It travelled via Grangemouth and the Forth & Clyde canal to New Brighton, pausing at Harwich for trials, briefly visited Douglas, and arrived at New Brighton in October, succeeding the Duke of Northumberland although it was not formally handed over until December. Eventually it was sold in April 1924 to a private buyer who had intentions to use it for local cruises.
City of Glasgow II Lifeboat
This lifeboat was built by J. Samuel White of East Cowes, and was 35 tons grt, with 200 ihp steam engine. It arrived at Harwich on 11 May 1901 and had a tunnelled screw. Records disappear after 1916.
James Stevens No. 3 Lifeboat
This lifeboat, Figure 3, also built by J. Samuel White of East Cowes for the RNLI, was launched in 1898 and arrived at Cleethorpes in October 1898. It was 57 tons grt, its engine developed 220ihp and featured screw propulsion. In January 1903, the vessel was transferred to Gorleston. On 15 and 16 January 1905, the Chief engineer, Charles James Sclanders and the coxswain Harris were awarded silver medals for conspicuous merit and gallantry saving life from the Celerity off Hopton. The Norwich Mercury of 8 April 1905 quoted Sclanders in his reply speech said “he was air-tight down below when on board. Those on deck did not know what was going on below, and he, of course, did not know what was going on on deck. They had one another’s lives in their hands”.
Figure 3: James Stevens No 3 Lifeboat. Undated. Source: RNLI. Kind permission of the RNLI/Graham Farr Archive
The James Steven No. 3 was until 1908 at Gorleston lifeboat station No 4 when it was transferred to Angle lifeboat station. On 6 March 1908, while at Newquay, en route, it was launched for practice in rough weather and returning, a huge wave overturned it twice, with the loss of one crew, all of whom had been swept overboard on both occasions. At Angle it broke from its moorings, and, damaged on rocks, was withdrawn in 1915. However, the James Stevens No 3 was then stationed at Totland on the Isle of Wight until 1919, and after participating in the great river Thames Pageant procession celebrating one years’ peace, transferred to Dover which had reopened after closing in 1914 due to manning problems, due to the war but it closed again in 1922.

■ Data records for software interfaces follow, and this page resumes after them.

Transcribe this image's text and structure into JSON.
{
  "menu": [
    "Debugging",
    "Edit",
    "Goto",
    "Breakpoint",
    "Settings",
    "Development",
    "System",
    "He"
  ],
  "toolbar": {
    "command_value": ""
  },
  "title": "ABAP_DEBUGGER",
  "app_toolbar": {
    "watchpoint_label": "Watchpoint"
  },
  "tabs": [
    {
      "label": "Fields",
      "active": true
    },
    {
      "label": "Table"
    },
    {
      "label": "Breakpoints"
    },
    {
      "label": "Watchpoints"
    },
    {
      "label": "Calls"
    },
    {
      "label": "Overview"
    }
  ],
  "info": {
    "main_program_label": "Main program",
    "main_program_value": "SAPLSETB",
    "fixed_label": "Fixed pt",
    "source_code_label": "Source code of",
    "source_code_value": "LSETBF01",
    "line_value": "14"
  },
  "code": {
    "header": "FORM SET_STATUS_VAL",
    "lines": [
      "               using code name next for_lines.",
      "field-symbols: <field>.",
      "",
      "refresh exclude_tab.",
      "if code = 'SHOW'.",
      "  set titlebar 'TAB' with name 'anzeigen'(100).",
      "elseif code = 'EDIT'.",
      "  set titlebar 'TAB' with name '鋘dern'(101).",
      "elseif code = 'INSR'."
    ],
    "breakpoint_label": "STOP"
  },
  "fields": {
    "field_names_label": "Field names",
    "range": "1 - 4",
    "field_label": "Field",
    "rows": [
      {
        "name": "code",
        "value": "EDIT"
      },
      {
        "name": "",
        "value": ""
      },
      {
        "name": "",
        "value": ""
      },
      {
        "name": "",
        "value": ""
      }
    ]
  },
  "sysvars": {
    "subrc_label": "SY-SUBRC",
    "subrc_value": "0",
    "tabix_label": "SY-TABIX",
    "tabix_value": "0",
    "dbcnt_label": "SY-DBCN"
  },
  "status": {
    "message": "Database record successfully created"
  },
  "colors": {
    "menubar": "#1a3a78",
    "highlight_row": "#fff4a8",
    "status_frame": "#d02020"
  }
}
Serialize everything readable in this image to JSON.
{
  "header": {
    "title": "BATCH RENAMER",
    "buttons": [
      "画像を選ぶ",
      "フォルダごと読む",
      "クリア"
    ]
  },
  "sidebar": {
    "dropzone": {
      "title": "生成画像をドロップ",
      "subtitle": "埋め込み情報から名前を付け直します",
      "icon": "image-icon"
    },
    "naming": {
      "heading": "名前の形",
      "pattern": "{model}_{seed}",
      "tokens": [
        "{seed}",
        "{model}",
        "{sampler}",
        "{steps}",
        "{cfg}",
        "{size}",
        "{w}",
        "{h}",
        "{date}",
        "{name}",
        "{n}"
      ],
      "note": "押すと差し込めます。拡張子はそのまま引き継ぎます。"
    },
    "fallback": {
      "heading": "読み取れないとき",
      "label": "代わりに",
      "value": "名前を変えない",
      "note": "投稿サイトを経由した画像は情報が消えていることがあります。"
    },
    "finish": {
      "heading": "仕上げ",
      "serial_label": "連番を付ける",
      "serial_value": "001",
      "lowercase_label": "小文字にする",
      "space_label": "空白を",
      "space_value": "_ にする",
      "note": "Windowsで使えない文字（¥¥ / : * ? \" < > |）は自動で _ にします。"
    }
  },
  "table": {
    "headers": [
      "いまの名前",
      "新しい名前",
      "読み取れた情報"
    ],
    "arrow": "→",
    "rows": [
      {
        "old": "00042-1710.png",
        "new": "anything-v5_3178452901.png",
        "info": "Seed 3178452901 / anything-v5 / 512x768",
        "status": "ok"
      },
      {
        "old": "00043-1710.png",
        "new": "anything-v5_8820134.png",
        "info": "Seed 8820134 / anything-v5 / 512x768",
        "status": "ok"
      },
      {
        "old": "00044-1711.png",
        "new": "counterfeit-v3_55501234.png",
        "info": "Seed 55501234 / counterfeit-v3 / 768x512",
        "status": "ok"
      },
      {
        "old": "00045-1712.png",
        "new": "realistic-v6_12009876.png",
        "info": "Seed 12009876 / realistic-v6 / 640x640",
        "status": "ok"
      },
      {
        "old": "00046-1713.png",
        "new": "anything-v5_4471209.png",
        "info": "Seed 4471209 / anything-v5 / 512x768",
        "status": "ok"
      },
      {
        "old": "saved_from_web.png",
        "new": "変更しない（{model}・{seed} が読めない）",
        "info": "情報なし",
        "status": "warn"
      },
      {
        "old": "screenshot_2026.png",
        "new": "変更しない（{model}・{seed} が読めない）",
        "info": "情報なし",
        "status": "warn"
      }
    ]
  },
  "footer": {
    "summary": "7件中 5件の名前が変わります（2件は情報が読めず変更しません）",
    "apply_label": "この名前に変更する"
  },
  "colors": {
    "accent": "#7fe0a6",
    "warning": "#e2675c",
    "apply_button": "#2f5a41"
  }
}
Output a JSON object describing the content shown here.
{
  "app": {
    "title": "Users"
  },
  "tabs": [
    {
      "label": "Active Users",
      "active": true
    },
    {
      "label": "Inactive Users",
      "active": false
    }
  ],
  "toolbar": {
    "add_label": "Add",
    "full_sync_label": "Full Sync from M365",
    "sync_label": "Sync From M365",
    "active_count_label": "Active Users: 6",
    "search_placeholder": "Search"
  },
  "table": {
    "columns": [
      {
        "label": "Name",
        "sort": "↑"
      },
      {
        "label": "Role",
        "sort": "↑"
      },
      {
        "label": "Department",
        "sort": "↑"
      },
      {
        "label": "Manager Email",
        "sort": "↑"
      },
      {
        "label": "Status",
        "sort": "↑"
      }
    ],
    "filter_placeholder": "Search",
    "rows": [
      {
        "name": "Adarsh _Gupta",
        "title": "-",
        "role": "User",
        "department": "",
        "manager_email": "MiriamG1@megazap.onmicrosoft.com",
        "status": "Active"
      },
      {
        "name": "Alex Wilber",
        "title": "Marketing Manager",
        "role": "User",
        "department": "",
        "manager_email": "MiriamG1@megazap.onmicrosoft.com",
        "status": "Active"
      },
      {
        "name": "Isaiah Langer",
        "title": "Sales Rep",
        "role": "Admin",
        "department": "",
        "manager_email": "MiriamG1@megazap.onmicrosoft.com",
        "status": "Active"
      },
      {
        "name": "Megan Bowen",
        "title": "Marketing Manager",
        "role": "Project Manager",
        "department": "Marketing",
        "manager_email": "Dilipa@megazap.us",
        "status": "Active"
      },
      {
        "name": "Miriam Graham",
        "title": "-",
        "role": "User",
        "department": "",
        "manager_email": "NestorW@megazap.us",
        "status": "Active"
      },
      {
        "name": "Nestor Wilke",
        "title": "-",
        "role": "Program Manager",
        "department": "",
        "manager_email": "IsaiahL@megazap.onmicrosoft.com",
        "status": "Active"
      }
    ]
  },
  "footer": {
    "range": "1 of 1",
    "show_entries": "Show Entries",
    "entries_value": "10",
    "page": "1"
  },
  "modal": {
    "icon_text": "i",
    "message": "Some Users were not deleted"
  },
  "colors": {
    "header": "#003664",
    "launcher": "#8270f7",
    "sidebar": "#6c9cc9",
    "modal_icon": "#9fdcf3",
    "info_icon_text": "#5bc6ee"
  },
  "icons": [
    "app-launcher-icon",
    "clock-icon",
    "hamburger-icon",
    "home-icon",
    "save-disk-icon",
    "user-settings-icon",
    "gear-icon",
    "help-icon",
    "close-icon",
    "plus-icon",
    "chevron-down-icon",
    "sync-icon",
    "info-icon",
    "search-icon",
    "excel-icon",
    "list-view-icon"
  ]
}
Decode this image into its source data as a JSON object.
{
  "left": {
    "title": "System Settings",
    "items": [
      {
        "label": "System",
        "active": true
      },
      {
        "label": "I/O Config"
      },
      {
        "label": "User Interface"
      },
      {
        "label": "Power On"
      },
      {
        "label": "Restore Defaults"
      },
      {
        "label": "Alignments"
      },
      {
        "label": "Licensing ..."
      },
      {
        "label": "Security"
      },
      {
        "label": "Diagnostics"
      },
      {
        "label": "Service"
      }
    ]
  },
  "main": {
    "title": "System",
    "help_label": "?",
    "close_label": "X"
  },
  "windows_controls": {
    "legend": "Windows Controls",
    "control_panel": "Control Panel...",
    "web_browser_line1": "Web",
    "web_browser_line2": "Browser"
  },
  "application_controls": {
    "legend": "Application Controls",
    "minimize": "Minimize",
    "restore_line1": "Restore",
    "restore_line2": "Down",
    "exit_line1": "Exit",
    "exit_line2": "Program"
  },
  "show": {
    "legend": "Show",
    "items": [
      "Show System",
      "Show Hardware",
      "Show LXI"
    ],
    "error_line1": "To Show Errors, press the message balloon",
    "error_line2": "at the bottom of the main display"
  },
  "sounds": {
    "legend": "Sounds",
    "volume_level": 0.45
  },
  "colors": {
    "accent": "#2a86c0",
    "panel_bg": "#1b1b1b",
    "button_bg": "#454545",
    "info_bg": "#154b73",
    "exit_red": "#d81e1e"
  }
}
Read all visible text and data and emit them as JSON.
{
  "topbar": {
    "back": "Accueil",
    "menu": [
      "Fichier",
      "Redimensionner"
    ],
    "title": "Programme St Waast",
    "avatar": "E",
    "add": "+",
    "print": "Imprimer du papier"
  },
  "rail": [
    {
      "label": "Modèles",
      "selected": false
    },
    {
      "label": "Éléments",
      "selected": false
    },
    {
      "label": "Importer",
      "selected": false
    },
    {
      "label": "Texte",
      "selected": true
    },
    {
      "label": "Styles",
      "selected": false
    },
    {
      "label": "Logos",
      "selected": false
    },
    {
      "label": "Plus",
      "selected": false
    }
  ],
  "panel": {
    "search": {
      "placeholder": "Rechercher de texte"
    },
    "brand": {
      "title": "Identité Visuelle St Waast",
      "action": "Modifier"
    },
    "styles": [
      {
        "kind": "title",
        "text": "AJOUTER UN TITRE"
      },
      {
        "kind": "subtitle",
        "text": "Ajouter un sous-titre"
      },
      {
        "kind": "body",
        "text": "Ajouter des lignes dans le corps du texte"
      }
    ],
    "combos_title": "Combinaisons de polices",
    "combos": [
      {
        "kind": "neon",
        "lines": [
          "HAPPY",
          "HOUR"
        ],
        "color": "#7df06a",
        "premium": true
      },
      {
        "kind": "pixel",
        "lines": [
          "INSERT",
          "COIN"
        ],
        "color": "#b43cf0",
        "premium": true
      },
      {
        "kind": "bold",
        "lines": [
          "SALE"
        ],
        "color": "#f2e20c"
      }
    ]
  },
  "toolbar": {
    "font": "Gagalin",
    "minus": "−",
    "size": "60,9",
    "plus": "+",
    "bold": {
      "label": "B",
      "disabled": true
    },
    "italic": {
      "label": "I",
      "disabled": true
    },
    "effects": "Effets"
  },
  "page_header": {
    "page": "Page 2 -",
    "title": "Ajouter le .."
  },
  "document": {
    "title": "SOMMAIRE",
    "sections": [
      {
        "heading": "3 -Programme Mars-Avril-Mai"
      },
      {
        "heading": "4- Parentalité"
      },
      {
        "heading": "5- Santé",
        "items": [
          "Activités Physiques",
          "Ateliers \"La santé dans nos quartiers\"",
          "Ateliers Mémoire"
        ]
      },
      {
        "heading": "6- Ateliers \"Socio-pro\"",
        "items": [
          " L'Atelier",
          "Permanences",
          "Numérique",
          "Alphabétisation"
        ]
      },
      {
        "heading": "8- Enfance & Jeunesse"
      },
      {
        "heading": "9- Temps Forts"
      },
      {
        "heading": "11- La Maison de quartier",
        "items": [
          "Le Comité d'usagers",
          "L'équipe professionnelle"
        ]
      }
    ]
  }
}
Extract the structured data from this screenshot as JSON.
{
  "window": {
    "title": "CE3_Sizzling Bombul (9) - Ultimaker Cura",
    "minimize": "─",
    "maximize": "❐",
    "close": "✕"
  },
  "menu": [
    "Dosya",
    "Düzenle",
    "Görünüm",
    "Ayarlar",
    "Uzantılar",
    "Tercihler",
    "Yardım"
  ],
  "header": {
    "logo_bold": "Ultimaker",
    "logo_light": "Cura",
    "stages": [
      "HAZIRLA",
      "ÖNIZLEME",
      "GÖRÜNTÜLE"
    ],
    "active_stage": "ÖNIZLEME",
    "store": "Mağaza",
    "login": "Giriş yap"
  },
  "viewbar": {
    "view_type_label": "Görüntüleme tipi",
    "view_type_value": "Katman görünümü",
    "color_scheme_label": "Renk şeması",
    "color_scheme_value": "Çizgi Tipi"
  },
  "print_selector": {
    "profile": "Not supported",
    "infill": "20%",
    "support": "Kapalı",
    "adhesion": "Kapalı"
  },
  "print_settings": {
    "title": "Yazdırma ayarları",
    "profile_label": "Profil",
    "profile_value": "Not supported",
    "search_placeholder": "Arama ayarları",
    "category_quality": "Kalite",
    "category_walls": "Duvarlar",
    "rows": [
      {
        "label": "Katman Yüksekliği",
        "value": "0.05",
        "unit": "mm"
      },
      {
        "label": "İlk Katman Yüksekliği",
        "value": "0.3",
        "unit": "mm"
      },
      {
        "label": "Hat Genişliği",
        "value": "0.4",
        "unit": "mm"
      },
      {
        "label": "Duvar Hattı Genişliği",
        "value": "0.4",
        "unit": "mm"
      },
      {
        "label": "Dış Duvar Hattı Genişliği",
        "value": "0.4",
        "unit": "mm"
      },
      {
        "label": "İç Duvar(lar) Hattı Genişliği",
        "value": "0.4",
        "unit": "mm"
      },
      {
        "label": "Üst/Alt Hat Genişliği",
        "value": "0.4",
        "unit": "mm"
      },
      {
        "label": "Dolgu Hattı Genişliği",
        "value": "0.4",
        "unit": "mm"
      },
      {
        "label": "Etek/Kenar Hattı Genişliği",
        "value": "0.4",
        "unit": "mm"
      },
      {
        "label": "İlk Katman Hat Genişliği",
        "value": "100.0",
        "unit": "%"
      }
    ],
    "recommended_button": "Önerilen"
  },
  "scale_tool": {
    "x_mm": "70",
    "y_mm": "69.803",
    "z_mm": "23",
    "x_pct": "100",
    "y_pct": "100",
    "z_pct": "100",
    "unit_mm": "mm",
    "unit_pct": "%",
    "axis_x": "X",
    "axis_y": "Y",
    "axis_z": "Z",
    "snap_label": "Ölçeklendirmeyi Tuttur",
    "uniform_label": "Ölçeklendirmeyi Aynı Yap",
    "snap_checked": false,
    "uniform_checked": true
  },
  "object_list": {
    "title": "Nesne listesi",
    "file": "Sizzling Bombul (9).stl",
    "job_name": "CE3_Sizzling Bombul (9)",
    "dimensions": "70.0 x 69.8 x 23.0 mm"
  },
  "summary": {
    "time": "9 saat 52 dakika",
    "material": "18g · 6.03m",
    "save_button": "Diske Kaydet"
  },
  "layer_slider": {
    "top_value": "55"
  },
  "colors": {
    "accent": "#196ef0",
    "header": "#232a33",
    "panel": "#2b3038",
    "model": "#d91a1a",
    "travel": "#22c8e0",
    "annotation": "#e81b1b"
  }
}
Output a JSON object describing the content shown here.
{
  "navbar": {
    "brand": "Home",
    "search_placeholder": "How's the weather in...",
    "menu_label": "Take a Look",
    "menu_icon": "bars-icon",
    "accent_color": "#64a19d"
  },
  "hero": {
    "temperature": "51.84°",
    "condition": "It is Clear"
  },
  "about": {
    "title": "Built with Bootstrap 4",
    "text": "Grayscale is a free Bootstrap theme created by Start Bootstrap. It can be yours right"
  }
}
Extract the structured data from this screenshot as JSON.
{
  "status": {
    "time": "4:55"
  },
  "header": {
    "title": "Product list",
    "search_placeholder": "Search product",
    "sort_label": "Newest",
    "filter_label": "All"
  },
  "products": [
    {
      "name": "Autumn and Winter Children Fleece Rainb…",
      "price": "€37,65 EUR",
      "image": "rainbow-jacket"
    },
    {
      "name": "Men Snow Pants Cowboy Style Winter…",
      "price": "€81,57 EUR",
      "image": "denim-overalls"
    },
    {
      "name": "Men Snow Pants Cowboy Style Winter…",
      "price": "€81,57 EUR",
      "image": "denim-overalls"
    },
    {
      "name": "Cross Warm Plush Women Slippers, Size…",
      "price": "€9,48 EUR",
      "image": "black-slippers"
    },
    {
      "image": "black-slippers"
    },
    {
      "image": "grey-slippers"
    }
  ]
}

James Stevens No. 4 Lifeboat
Also screw driven and built by J. Samuel White, the James Stevens No. 4 lifeboat similar to No 3 arrived at Padstow on 21 February 1899. On 3 September 2009 during a heavy north westerly gale, eleven of the 14 crew were lost when a huge wave overturned the vessel when en route to the aid of fishing boat Peace and Plenty which had got into difficulty drifting towards rocks at Hell Bay. The lifeboat ended upside down among the Trebethevick rocks. Padstow was home to two lifeboats, the other being oar powered which had also gone to help, but the heavy seas defeated it with the crew saved. Three of the Peace and Plenty were lost, the remainder being saved by rocket apparatus.
J. Samuel White built one more steam powered lifeboat, the Lady Forest, which was stationed from 1903 in Fremantle Western Australia acting as a pilot boat.
Petrol Driven Lifeboats
By 1900, development of steam powered lifeboats had ceased, partly due to capital and maintenance costs. Petrol engines had been undergoing development, improving reliability which led to them being trialled in oar and sail lifeboats, notably in the Solent in 1904. One year later, the petrol driven J. McConnell Hussey lifeboat was built and stationed at Tynemouth Lifeboat Station. Initial doubts from the crew were overcome, as this lifeboat provided better power and control. Diesel engines followed and apart from the operational benefits, provided for enhanced volunteer recruitment.